Sunlight affects whether languages have a word for ‘blue’


Color is a spectrum: Red fades from orange to yellow, whereas green merges to turquoise, then blue.

Languages treat this spectrum in different ways: Some have separate words for “green” and “blue,” others lump the two together. Some barely bother with color terms at all.

“The question is, why?” says Dan Dediu, an evolutionary linguist at Lumière University Lyon 2. Now, he and his colleagues have found evidence for an unexpected answer: People with more exposure to sunlight are more likely to speak languages that lump green and blue together, under a term that linguists dub “grue.” That’s because of the effects of a lifetime of light exposure, the team speculates: Lots of Sun causes a condition called “lens brunescence” that makes it harder to distinguish the two hues.

Lens brunescence is just one of many theories explaining why color vocabulary is so different across languages, says study co-author Asifa Majid, a psychologist at the University of York. Others originate primarily with the environment: One theory holds that people who live near large bodies of water—like seas or lakes—could be more likely to have a word for blue. And if cultures begin to dye clothing with hard-to-produce blue pigments, that could also prompt the emergence of new color terms.

Everyone has their own pet theories, and “people normally test the theory that they like best,” Majid says. So she and her colleagues decided to put all the main ones through the wringer.
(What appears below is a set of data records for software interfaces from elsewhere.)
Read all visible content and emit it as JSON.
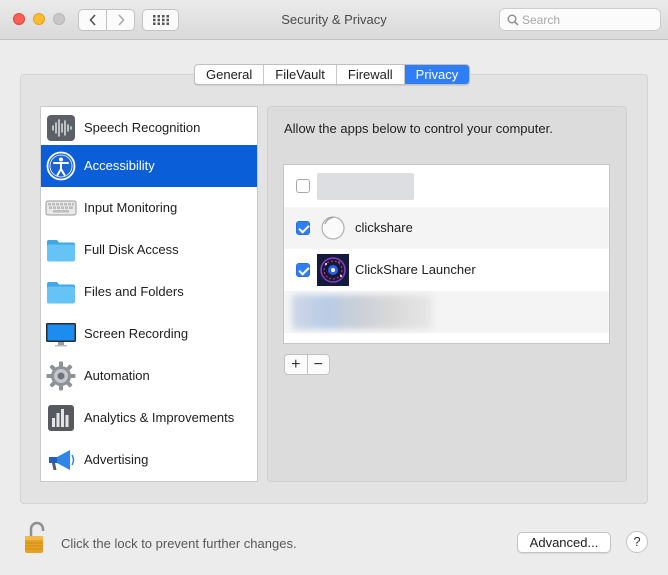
{
  "window": {
    "title": "Security & Privacy",
    "search_placeholder": "Search"
  },
  "tabs": [
    {
      "label": "General",
      "active": false
    },
    {
      "label": "FileVault",
      "active": false
    },
    {
      "label": "Firewall",
      "active": false
    },
    {
      "label": "Privacy",
      "active": true
    }
  ],
  "sidebar": {
    "items": [
      {
        "label": "Speech Recognition",
        "icon": "waveform-icon"
      },
      {
        "label": "Accessibility",
        "icon": "accessibility-icon",
        "selected": true
      },
      {
        "label": "Input Monitoring",
        "icon": "keyboard-icon"
      },
      {
        "label": "Full Disk Access",
        "icon": "folder-icon"
      },
      {
        "label": "Files and Folders",
        "icon": "folder-icon"
      },
      {
        "label": "Screen Recording",
        "icon": "monitor-icon"
      },
      {
        "label": "Automation",
        "icon": "gear-icon"
      },
      {
        "label": "Analytics & Improvements",
        "icon": "bar-chart-icon"
      },
      {
        "label": "Advertising",
        "icon": "megaphone-icon"
      }
    ]
  },
  "pane": {
    "description": "Allow the apps below to control your computer.",
    "apps": [
      {
        "name": "",
        "checked": false,
        "redacted": true
      },
      {
        "name": "clickshare",
        "checked": true
      },
      {
        "name": "ClickShare Launcher",
        "checked": true
      },
      {
        "name": "",
        "checked": false,
        "redacted": true
      }
    ],
    "add_label": "+",
    "remove_label": "−"
  },
  "footer": {
    "lock_text": "Click the lock to prevent further changes.",
    "advanced_label": "Advanced...",
    "help_label": "?"
  },
  "colors": {
    "accent": "#2f7ef6",
    "selection": "#0a5fd9"
  }
}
The researchers gathered data from 142 populations on every continent except Antarctica, covering widely spoken languages such as Korean and Arabic to those spoken by just a few hundred people in Australia and the Amazon. The scientists noted what color terms the main language of each population used and then gathered data on factors that might influence those terms, including sunlight exposure and proximity to large bodies of water, like lakes. They couldn’t find comprehensive data on historic dyeing technology, so they used the proxy of population size, instead: Larger populations tend to have more complex technologies, including dyeing.

Light exposure played a big role in whether languages separate blue from green, the researchers conclude this week in Scientific Reports. In brighter places (either those that were closer to the equator or had less annual cloud cover) such as Central America and East Africa, languages were significantly less likely to separate “green” from “blue.” That suggests a lifetime of exposure to bright light pushes whole communities away from baking a blue-green distinction into their language.

But the team also found support for the other two theories: Living near a lake increased the chance of having a separate word for “blue.” So did living in a larger society. That means visual perception, culture, and environment all play a role in shaping how a language carves up the color spectrum, Dediu says.

This isn’t the first study to find such factors linked to color vocabulary, says University of Bristol linguist Sean Roberts, who was not involved with the work. “But this paper is special because it considers all these factors together.”

Linguists have found evidence that small changes in how people communicate can snowball across generations of speakers, making big changes to languages over time. The researchers think that’s what happened here: Over generations, individual biases—based on visual perception and the importance of certain color terms—influenced which languages developed a separate term for the color blue.

This kind of language variation is an old puzzle in linguistics. Why would one language develop in a certain direction, whereas another takes a different path? For a long time, Dediu says, the standard answer was circular: “Languages just change … because.” Linguists thought all languages faced the exact same pressures—like people wanting to communicate as easily as possible, while still being understood. And so languages taking different paths could only be explained as the product of random chance.

But more recent research has been digging deeper for an answer, finding that languages can change rapidly because of environmental or cultural factors, says Simon Greenhill, a linguist at the Max Planck Institute for the Science of Human History, who was not involved with the research: “It’s really exciting that we’re seeing more studies looking at the big picture.” -An article first published by